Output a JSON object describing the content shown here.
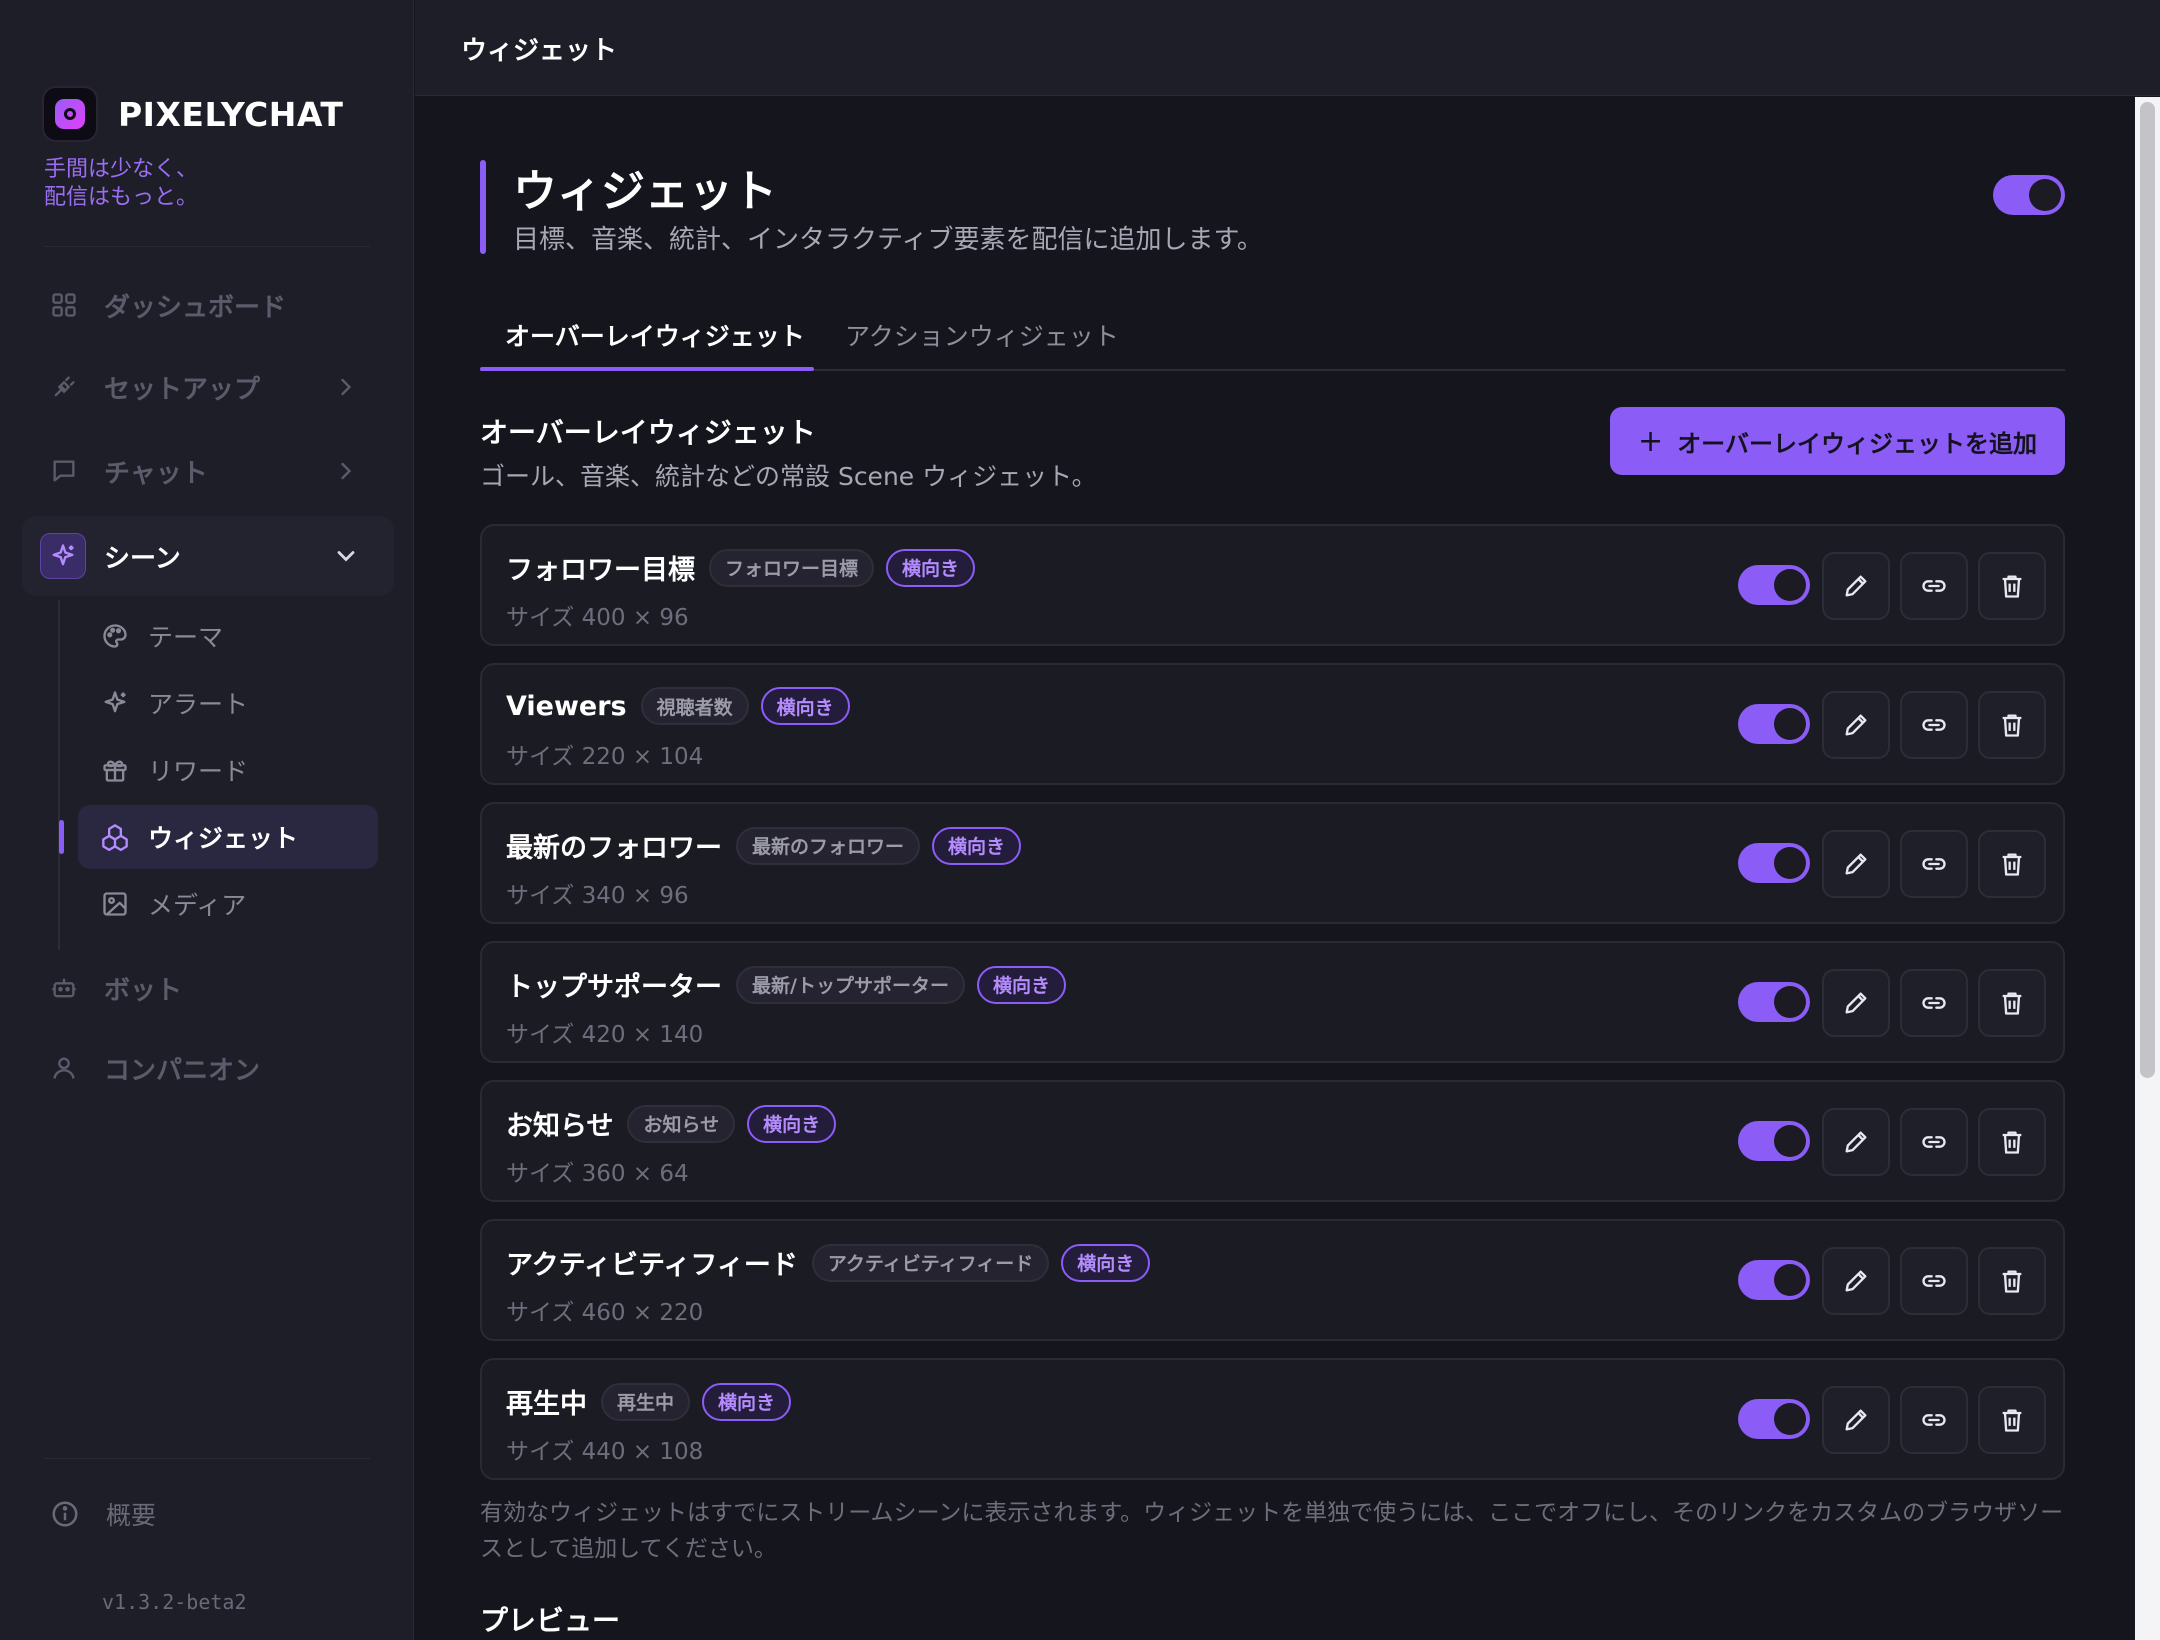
{
  "app": {
    "brand": "PIXELYCHAT",
    "tagline_line1": "手間は少なく、",
    "tagline_line2": "配信はもっと。",
    "version": "v1.3.2-beta2"
  },
  "topbar": {
    "title": "ウィジェット"
  },
  "sidebar": {
    "items": [
      {
        "label": "ダッシュボード",
        "icon": "dashboard-icon"
      },
      {
        "label": "セットアップ",
        "icon": "plug-icon"
      },
      {
        "label": "チャット",
        "icon": "chat-icon"
      },
      {
        "label": "シーン",
        "icon": "sparkles-icon"
      },
      {
        "label": "ボット",
        "icon": "bot-icon"
      },
      {
        "label": "コンパニオン",
        "icon": "user-icon"
      }
    ],
    "subitems": [
      {
        "label": "テーマ",
        "icon": "palette-icon"
      },
      {
        "label": "アラート",
        "icon": "sparkle-icon"
      },
      {
        "label": "リワード",
        "icon": "gift-icon"
      },
      {
        "label": "ウィジェット",
        "icon": "widgets-icon"
      },
      {
        "label": "メディア",
        "icon": "image-icon"
      }
    ],
    "about": "概要"
  },
  "page": {
    "title": "ウィジェット",
    "description": "目標、音楽、統計、インタラクティブ要素を配信に追加します。",
    "enabled": true
  },
  "tabs": [
    {
      "label": "オーバーレイウィジェット",
      "active": true
    },
    {
      "label": "アクションウィジェット",
      "active": false
    }
  ],
  "section": {
    "title": "オーバーレイウィジェット",
    "subtitle": "ゴール、音楽、統計などの常設 Scene ウィジェット。",
    "add_button": "オーバーレイウィジェットを追加"
  },
  "widgets": [
    {
      "name": "フォロワー目標",
      "type": "フォロワー目標",
      "orientation": "横向き",
      "size": "サイズ 400 × 96",
      "enabled": true
    },
    {
      "name": "Viewers",
      "type": "視聴者数",
      "orientation": "横向き",
      "size": "サイズ 220 × 104",
      "enabled": true
    },
    {
      "name": "最新のフォロワー",
      "type": "最新のフォロワー",
      "orientation": "横向き",
      "size": "サイズ 340 × 96",
      "enabled": true
    },
    {
      "name": "トップサポーター",
      "type": "最新/トップサポーター",
      "orientation": "横向き",
      "size": "サイズ 420 × 140",
      "enabled": true
    },
    {
      "name": "お知らせ",
      "type": "お知らせ",
      "orientation": "横向き",
      "size": "サイズ 360 × 64",
      "enabled": true
    },
    {
      "name": "アクティビティフィード",
      "type": "アクティビティフィード",
      "orientation": "横向き",
      "size": "サイズ 460 × 220",
      "enabled": true
    },
    {
      "name": "再生中",
      "type": "再生中",
      "orientation": "横向き",
      "size": "サイズ 440 × 108",
      "enabled": true
    }
  ],
  "footnote": "有効なウィジェットはすでにストリームシーンに表示されます。ウィジェットを単独で使うには、ここでオフにし、そのリンクをカスタムのブラウザソースとして追加してください。",
  "preview_title": "プレビュー",
  "colors": {
    "accent": "#8b5cf6",
    "background": "#15151d",
    "sidebar": "#1e1e28"
  }
}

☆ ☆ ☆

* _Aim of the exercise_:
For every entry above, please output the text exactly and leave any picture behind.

* _Solved problem_:
Output a JSON object describing the content shown here.
{
  "app": {
    "brand": "PIXELYCHAT",
    "tagline_line1": "手間は少なく、",
    "tagline_line2": "配信はもっと。",
    "version": "v1.3.2-beta2"
  },
  "topbar": {
    "title": "ウィジェット"
  },
  "sidebar": {
    "items": [
      {
        "label": "ダッシュボード",
        "icon": "dashboard-icon"
      },
      {
        "label": "セットアップ",
        "icon": "plug-icon"
      },
      {
        "label": "チャット",
        "icon": "chat-icon"
      },
      {
        "label": "シーン",
        "icon": "sparkles-icon"
      },
      {
        "label": "ボット",
        "icon": "bot-icon"
      },
      {
        "label": "コンパニオン",
        "icon": "user-icon"
      }
    ],
    "subitems": [
      {
        "label": "テーマ",
        "icon": "palette-icon"
      },
      {
        "label": "アラート",
        "icon": "sparkle-icon"
      },
      {
        "label": "リワード",
        "icon": "gift-icon"
      },
      {
        "label": "ウィジェット",
        "icon": "widgets-icon"
      },
      {
        "label": "メディア",
        "icon": "image-icon"
      }
    ],
    "about": "概要"
  },
  "page": {
    "title": "ウィジェット",
    "description": "目標、音楽、統計、インタラクティブ要素を配信に追加します。",
    "enabled": true
  },
  "tabs": [
    {
      "label": "オーバーレイウィジェット",
      "active": true
    },
    {
      "label": "アクションウィジェット",
      "active": false
    }
  ],
  "section": {
    "title": "オーバーレイウィジェット",
    "subtitle": "ゴール、音楽、統計などの常設 Scene ウィジェット。",
    "add_button": "オーバーレイウィジェットを追加"
  },
  "widgets": [
    {
      "name": "フォロワー目標",
      "type": "フォロワー目標",
      "orientation": "横向き",
      "size": "サイズ 400 × 96",
      "enabled": true
    },
    {
      "name": "Viewers",
      "type": "視聴者数",
      "orientation": "横向き",
      "size": "サイズ 220 × 104",
      "enabled": true
    },
    {
      "name": "最新のフォロワー",
      "type": "最新のフォロワー",
      "orientation": "横向き",
      "size": "サイズ 340 × 96",
      "enabled": true
    },
    {
      "name": "トップサポーター",
      "type": "最新/トップサポーター",
      "orientation": "横向き",
      "size": "サイズ 420 × 140",
      "enabled": true
    },
    {
      "name": "お知らせ",
      "type": "お知らせ",
      "orientation": "横向き",
      "size": "サイズ 360 × 64",
      "enabled": true
    },
    {
      "name": "アクティビティフィード",
      "type": "アクティビティフィード",
      "orientation": "横向き",
      "size": "サイズ 460 × 220",
      "enabled": true
    },
    {
      "name": "再生中",
      "type": "再生中",
      "orientation": "横向き",
      "size": "サイズ 440 × 108",
      "enabled": true
    }
  ],
  "footnote": "有効なウィジェットはすでにストリームシーンに表示されます。ウィジェットを単独で使うには、ここでオフにし、そのリンクをカスタムのブラウザソースとして追加してください。",
  "preview_title": "プレビュー",
  "colors": {
    "accent": "#8b5cf6",
    "background": "#15151d",
    "sidebar": "#1e1e28"
  }
}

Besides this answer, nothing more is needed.